Those padlocks on the fence in the last photo are placed there by young couples as good luck emblems. I have some artsy photos of them with the ice hanging off them. But this isn't the time for that.

After I returned to Chengdu I went on the countryside walking trek organised by the hostel, to call it a trek is a laugh after what I'd just done. It was basically an easy two hour jaunt around a country park(imagine Ashton Court) - The real fun was visiting 'Ancient Street' a typical Chinese tourist road selling nothing but souvenirs and mock costumes to take photos of yourself in. This being holiday weekend, was absolutely rammed (as shown below), it also meant that quite a few Chinese not so accustomed to westerners were set to take photos of us. We milked this and happily posed with them jokily charging five kuai (50p) a picture, one girl actually gave me some money but I gave it back. It was very fun being the centre of attention, its easier to enjoy the photo taking if you embrace it, I also took photos of the Chinese taking photos of us.

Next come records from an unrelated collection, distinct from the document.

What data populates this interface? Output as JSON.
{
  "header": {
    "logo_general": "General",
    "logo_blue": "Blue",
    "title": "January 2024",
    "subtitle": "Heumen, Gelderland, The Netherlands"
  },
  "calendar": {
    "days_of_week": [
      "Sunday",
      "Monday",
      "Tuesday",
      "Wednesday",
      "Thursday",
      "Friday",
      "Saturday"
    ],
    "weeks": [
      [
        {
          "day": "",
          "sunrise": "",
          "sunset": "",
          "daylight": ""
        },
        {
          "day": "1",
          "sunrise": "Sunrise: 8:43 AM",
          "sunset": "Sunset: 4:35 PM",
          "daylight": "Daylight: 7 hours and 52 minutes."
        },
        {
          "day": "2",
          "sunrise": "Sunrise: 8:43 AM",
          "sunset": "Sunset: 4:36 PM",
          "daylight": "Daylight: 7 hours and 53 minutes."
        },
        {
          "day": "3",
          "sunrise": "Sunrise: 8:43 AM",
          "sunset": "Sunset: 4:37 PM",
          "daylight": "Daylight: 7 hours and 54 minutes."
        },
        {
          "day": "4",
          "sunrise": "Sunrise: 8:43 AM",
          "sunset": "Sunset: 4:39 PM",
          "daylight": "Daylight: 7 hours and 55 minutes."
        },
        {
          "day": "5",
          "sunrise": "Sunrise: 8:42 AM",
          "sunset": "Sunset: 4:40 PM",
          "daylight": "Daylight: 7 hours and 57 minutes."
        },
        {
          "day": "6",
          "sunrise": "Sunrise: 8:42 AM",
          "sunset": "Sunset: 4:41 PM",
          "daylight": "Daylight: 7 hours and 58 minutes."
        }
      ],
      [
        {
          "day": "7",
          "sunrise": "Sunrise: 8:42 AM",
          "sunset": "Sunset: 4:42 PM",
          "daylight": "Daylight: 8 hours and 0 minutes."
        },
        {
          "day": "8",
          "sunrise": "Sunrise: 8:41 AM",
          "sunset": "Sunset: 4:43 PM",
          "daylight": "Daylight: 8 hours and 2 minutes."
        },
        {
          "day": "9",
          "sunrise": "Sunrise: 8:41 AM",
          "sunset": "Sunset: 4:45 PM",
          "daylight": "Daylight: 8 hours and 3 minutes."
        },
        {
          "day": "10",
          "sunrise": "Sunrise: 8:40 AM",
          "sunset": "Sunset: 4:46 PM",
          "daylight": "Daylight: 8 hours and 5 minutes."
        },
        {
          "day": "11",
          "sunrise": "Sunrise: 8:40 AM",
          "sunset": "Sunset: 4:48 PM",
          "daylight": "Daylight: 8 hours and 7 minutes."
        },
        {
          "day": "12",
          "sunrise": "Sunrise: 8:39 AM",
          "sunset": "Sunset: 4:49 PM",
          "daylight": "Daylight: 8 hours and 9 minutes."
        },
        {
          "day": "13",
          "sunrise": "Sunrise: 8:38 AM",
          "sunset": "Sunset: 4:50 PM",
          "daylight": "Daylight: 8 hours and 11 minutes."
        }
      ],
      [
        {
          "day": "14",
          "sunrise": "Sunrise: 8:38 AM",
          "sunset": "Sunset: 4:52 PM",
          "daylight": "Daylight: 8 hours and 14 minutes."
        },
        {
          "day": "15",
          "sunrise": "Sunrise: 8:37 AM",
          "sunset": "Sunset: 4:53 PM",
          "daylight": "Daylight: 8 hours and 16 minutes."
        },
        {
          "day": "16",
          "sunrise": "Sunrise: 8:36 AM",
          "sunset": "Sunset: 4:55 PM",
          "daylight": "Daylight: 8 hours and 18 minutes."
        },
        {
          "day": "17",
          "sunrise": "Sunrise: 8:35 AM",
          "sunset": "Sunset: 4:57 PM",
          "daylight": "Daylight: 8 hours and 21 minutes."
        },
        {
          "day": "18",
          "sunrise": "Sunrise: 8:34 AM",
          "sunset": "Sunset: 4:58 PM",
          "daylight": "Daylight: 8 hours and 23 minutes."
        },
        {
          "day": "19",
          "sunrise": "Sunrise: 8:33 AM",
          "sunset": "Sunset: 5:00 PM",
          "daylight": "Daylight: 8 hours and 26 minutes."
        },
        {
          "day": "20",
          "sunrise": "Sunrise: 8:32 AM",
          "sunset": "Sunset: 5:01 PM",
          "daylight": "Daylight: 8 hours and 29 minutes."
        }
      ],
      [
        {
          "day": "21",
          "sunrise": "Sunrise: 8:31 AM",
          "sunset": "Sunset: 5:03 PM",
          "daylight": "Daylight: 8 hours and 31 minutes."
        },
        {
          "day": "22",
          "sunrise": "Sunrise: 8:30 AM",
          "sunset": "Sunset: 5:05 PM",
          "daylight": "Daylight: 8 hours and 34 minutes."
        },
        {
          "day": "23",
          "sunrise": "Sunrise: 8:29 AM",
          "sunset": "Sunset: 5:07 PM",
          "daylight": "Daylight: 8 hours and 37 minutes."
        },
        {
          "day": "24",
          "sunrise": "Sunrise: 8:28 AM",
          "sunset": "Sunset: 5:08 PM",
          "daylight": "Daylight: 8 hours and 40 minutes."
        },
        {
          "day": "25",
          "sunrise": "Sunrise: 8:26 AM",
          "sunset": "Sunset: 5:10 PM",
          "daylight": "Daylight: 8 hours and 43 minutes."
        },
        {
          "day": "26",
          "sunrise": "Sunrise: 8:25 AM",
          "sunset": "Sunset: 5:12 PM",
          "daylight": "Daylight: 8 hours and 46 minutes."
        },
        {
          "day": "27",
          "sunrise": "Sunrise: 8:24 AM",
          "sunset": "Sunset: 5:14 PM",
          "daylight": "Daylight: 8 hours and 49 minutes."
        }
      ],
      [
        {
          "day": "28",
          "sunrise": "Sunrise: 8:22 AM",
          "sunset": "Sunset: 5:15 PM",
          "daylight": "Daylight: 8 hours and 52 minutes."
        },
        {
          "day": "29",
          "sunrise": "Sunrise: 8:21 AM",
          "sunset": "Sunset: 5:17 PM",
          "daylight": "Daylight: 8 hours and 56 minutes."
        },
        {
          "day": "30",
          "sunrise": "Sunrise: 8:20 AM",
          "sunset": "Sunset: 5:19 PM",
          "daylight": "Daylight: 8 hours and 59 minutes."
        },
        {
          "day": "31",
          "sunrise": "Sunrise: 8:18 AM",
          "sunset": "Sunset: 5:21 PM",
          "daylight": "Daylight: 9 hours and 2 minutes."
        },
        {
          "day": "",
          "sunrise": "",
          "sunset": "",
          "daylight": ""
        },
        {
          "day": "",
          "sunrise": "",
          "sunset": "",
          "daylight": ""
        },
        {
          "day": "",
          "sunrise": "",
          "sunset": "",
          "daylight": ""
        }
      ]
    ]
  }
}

Thats most of the stuff I have done in Sichuan, one last thing Hot Pot... A big bowl of Chilli's and oil in which you cook your own food. Quite fun and entertaining, tonight I am going to traditional Sichuanese Opera which involves mask changing and fire breathing apparently. After that I will have the other good food in Chengdu, BBQ - also very spicy.

Tomorrow at the bright early time of 730am I am off to Songpan for Horse Trekking, and I am also tentatively looking into going to Tibet... Interesting times now I have a little direction again...

Until next time :D